(Records)

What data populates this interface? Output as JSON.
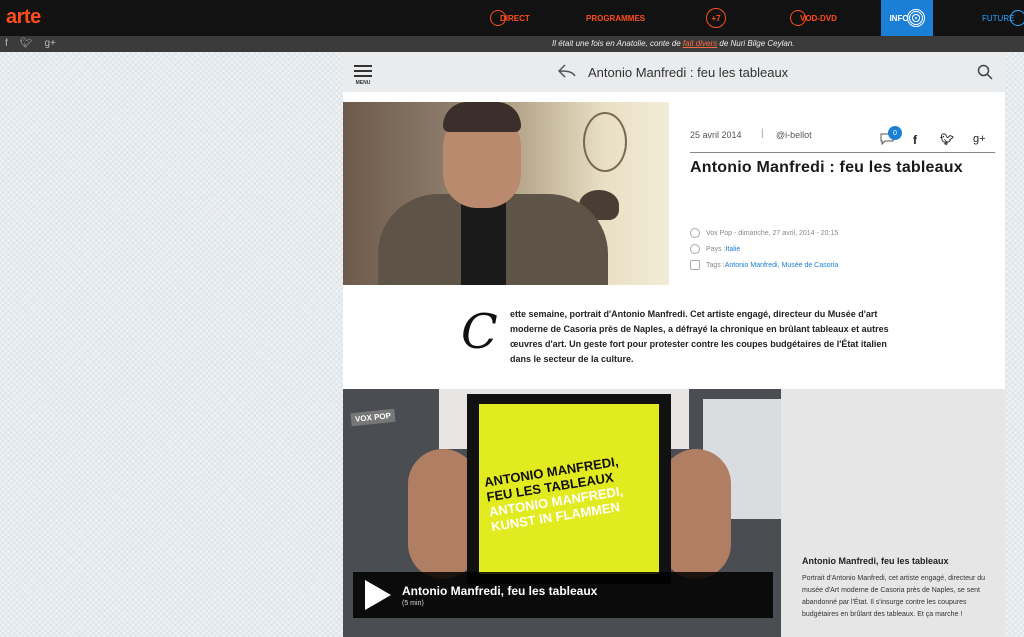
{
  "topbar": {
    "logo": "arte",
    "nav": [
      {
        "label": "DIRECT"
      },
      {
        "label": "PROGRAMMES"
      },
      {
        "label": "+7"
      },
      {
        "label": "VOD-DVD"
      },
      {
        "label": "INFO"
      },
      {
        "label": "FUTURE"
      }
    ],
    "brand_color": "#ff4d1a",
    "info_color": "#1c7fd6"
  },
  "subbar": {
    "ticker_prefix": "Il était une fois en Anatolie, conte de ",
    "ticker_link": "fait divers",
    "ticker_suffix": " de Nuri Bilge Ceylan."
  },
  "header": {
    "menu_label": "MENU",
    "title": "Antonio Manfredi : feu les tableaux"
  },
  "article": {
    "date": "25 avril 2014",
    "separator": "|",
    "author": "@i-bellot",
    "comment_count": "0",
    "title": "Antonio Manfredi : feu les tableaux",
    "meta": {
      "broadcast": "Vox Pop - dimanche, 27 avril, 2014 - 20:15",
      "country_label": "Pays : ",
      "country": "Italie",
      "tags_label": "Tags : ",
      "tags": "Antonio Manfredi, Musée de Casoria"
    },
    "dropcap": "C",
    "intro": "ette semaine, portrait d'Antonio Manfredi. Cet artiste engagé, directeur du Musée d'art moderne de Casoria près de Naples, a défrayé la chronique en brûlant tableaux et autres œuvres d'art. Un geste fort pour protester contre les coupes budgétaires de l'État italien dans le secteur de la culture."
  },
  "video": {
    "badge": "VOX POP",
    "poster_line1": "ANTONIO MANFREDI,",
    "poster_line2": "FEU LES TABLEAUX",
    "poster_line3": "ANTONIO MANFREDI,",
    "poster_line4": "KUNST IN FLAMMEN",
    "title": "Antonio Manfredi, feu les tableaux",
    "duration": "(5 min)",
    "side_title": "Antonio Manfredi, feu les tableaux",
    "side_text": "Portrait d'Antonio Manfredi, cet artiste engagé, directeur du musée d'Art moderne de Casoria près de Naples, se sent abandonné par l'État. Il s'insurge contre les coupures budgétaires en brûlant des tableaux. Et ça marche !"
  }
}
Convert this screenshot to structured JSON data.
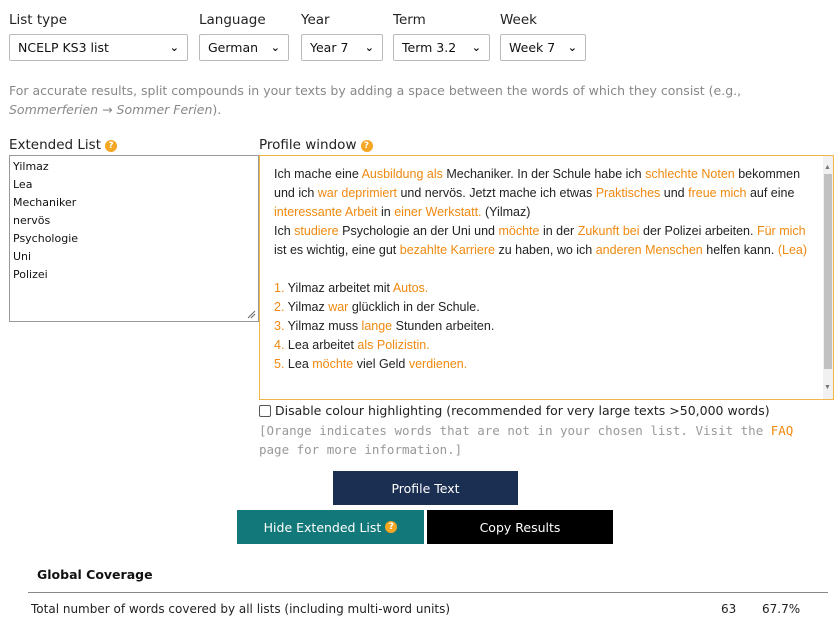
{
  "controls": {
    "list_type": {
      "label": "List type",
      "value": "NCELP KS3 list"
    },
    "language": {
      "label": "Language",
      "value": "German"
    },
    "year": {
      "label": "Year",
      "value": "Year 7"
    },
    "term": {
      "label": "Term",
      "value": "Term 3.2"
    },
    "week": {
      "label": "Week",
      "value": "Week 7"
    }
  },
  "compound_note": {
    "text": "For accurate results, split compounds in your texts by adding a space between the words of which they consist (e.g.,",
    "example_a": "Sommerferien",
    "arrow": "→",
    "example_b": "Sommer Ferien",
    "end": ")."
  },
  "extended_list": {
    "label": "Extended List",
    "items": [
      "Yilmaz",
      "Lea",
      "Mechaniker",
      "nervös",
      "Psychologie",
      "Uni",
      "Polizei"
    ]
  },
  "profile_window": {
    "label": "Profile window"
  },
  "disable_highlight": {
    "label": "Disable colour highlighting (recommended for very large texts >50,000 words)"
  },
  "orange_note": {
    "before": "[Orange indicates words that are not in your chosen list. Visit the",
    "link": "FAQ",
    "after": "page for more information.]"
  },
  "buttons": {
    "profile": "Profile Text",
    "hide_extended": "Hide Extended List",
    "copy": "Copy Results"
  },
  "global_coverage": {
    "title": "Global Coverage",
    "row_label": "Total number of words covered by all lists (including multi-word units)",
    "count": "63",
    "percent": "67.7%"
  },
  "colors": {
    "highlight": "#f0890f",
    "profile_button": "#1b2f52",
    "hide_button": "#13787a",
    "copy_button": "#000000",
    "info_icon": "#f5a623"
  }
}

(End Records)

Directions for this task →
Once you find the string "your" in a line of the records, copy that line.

Task answer →
    "text": "For accurate results, split compounds in your texts by adding a space between the words of which they consist (e.g.,",
    "before": "[Orange indicates words that are not in your chosen list. Visit the",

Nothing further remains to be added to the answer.